"Journalist Jeff Biggers's handy reader . . . An intellectually honest and valuable read." --The Progressive

In divisive times, things can seem quite hopeless, but in Resistance, Biggers proves in compelling prose that, if anything, history does repeat itself--not only in its hardships and misfortunes, but its times of human connection, understanding and positive change. --Asheville Citizen-Times

Biggers offers much to reflect upon as he traces the path of resistance movements through time.
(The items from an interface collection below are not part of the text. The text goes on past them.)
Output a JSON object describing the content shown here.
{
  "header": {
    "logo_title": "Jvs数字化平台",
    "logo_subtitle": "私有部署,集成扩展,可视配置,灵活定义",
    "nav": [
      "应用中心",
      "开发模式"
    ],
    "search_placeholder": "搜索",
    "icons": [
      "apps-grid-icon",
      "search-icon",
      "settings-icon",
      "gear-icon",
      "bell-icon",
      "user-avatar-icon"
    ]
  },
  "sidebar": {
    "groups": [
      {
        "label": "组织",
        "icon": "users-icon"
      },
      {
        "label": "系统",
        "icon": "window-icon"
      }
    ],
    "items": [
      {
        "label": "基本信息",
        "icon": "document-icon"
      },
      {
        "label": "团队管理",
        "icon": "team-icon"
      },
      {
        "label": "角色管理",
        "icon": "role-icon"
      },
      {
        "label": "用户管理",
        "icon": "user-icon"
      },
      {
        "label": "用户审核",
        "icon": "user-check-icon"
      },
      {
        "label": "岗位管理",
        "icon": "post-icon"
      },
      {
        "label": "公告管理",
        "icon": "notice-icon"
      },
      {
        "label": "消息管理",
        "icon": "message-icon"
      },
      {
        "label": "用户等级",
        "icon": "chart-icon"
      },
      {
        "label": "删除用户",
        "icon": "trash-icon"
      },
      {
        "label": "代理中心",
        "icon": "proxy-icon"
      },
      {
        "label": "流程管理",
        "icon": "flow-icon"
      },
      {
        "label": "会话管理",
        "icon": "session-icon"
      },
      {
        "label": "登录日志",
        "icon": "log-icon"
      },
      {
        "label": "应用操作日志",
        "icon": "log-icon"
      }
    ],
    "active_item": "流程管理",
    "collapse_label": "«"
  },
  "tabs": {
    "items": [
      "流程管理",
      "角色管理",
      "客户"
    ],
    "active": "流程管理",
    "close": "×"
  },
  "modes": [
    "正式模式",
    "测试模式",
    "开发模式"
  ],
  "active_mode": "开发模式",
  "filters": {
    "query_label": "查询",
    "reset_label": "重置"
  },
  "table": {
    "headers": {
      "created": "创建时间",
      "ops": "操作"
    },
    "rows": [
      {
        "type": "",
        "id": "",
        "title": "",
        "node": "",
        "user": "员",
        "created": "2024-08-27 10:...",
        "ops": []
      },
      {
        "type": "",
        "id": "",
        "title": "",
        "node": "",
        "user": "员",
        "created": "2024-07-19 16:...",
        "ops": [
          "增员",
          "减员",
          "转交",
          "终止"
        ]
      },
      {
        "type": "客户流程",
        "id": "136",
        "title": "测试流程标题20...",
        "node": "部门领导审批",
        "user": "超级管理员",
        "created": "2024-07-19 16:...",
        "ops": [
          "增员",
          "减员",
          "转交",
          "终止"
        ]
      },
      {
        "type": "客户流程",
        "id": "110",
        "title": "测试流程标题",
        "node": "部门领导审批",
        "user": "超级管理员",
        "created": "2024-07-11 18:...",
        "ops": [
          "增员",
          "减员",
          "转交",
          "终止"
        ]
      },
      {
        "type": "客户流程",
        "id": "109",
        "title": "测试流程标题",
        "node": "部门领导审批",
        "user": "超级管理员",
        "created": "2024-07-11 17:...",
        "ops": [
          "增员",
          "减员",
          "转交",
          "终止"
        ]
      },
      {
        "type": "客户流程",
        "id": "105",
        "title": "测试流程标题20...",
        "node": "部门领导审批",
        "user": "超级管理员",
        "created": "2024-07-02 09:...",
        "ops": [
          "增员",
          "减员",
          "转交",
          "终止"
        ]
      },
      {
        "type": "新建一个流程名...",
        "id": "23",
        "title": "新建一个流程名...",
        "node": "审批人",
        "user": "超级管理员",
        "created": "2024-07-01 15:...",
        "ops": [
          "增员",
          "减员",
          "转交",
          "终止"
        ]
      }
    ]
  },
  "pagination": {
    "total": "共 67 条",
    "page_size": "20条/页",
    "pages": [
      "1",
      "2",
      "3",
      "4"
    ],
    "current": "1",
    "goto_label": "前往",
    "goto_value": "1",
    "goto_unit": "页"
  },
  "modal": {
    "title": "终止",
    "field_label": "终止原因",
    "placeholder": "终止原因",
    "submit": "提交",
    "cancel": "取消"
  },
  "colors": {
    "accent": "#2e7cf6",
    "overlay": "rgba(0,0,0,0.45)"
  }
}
Many of the stops along the way will give pause to all but the most fervent of believers in American virtue . . . He reveals the dynamic, complicated nature of our shared history and the people and movements that have overcome--or still struggle against--injustice and prejudice in America. --The Gazette (Cedar Rapids, IA)

[Jeff Biggers's] latest book may be his best yet . . . With fresh insights from the American Revolution to Standing Rock, Biggers argues that resistance is a quintessential American tradition and the most patriotic act we can undertake to sustain democracy. --Blue Ridge Outdoors

[Biggers] provides a wealth of historical detail in this celebration of past American resistance and call for continued dissent. --Booklist

A widely ranging history of intellectual and moral resistance within American politics . . . The author writes clearly and with a firm grasp of historical comparison, intimately focused on compelling figures. --Kirkus Reviews

Well-informed and often witty . . . Biggers succeeds in showing how the long tradition of resistance movements continues today. --Publishers Weekly

Resist we must, resist we will--and as this volume powerfully reminds us, in so doing we are acting on the deepest American instincts. --Bill McKibben, author of Radio Free Vermont: A Fable of Resistance

Reading this book, I saw history vanquish amnesia, David slay Goliath, and tenacity take down tyrants. I saw a long, unbroken chain of resistance extending back through centuries. I saw the world saved over and over. I saw heroes and declared them my ancestors. I heard stories to inspire bold action. I found traditions I want to pass on." --Sandra Steingraber, activist and author of Living Downstream and Raising Elijah

"These times are tumultuous and divisive. But Jeff Biggers, a gifted writer who approaches history as expansively as Zinn and as passionately as Galeano, finds resistance everywhere. He shows us how freedom movements--led by people of color, women, and commoners, from revolutionary-era rebels to today's loud majority--have pulled American democracy away from tyranny and toward humanity time and again. These powerful, urgent essays remind us that everywhere there is resistance there is hope." --Jeff Chang, author of We Gon' Be Alright: Notes on Race and Resegregation

With compelling and engaging prose, Jeff Biggers lays out the case for Resistance in the age of Trump. Using Common Sense, Thomas Paine's incendiary call to overthrow the British, as the thread that binds his narrative, Biggers interweaves stories from before the American Revolution to the present to offer the reader a view of history not found in most high school textbooks. From the armed resistance of the Powhatan in 1622 to the protests of the Water Protectors against the Dakota Access Pipeline; from the speeches and essays of Maria Stewart, 'the first Black feminist-abolitionist in America, ' to the words of Black Lives Matter founder Alicia Garza, he entreats us to remember that the constitution of our country is founded on the premise of 'We the People.' There are so many lessons to learn from Resistance: Reclaiming an American Tradition. Our turbulent times, Biggers shows us, have eerie and chilling parallels to the birth pangs of our nation and to the continuing struggles of 'We the People' to define and claim our voices. At this moment in history, when even the act of listening to the news can cause despair, Biggers gives us hope. In response to our darkness, he reaffirms the light that resistance offers. He shows us that the free expression of resistance, whether with the pen, our marching feet, the taking of a knee before a football game, the words to a song--to name a few--remains a cornerstone of what it means to be American. --Naomi Benaron, author of the Bellwether Prize-winning Running the Rift